### What you need to do
Pull each line holding "domains" out of the entries below.

──────── Exercise data

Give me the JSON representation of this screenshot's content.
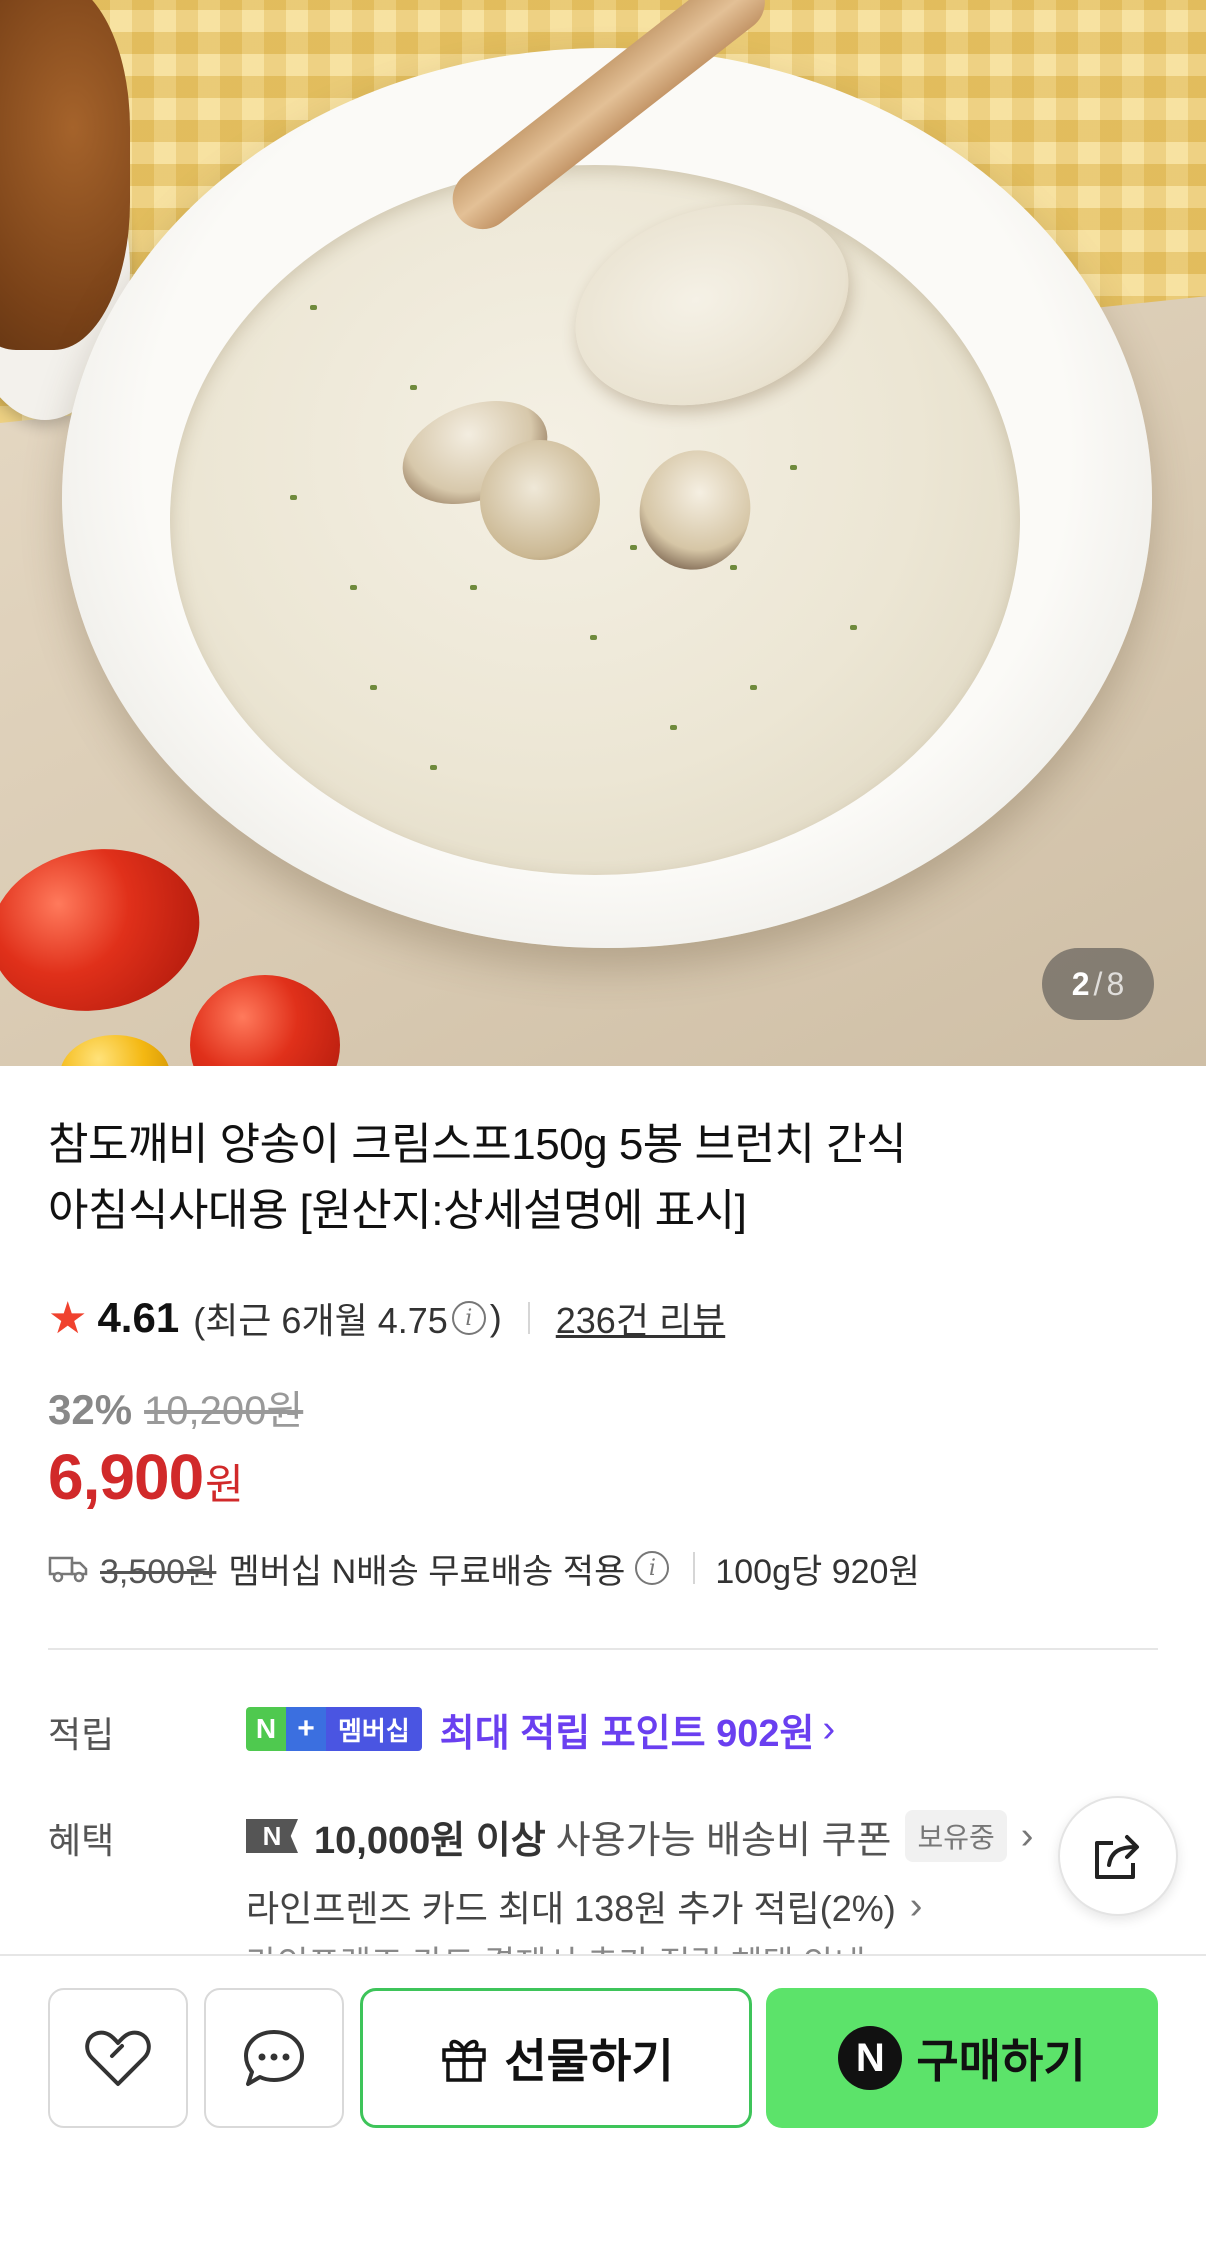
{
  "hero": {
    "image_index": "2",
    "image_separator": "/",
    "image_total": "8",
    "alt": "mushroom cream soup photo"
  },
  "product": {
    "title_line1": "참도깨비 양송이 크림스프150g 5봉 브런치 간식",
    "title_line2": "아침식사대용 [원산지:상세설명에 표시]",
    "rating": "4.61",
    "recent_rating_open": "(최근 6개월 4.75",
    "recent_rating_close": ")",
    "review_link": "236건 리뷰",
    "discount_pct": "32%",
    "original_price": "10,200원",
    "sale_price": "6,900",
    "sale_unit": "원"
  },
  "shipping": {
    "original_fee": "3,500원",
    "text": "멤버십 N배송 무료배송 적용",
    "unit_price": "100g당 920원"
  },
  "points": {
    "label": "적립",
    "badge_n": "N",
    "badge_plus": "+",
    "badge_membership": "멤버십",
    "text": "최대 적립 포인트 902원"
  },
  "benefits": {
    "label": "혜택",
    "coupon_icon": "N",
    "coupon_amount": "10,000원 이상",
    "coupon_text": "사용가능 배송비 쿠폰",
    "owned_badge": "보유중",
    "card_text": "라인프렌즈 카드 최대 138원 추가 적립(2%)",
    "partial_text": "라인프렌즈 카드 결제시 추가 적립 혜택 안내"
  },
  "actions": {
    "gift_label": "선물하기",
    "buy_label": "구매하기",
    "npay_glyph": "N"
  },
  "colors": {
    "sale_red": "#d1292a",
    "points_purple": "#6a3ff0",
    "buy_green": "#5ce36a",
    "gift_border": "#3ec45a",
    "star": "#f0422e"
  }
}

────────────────
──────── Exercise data

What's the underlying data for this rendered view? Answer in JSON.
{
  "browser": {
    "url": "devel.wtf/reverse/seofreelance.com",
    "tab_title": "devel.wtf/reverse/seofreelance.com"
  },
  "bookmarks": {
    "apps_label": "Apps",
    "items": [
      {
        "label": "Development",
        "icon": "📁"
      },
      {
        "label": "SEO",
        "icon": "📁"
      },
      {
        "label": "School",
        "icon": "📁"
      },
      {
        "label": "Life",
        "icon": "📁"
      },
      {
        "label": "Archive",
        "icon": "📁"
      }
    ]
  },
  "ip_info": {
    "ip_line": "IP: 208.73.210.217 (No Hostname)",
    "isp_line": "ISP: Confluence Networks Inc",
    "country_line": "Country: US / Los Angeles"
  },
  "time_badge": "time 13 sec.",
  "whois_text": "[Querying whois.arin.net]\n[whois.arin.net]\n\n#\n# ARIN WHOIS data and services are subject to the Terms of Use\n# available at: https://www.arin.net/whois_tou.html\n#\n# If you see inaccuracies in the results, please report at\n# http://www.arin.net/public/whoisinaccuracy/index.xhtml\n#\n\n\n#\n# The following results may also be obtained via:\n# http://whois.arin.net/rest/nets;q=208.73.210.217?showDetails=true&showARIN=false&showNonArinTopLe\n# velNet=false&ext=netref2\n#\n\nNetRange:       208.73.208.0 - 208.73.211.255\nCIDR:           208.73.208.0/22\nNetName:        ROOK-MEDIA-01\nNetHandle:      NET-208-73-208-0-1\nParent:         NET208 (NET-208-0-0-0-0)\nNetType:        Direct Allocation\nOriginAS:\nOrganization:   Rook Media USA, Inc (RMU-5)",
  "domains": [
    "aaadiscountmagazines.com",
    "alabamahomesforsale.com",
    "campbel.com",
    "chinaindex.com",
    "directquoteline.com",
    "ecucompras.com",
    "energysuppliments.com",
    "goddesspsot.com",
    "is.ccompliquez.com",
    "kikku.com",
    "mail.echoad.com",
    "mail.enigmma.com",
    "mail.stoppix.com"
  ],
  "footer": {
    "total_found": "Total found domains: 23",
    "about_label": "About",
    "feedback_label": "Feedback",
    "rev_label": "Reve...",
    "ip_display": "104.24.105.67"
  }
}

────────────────

### Your solution
  "domains": [
    "total_found": "Total found domains: 23",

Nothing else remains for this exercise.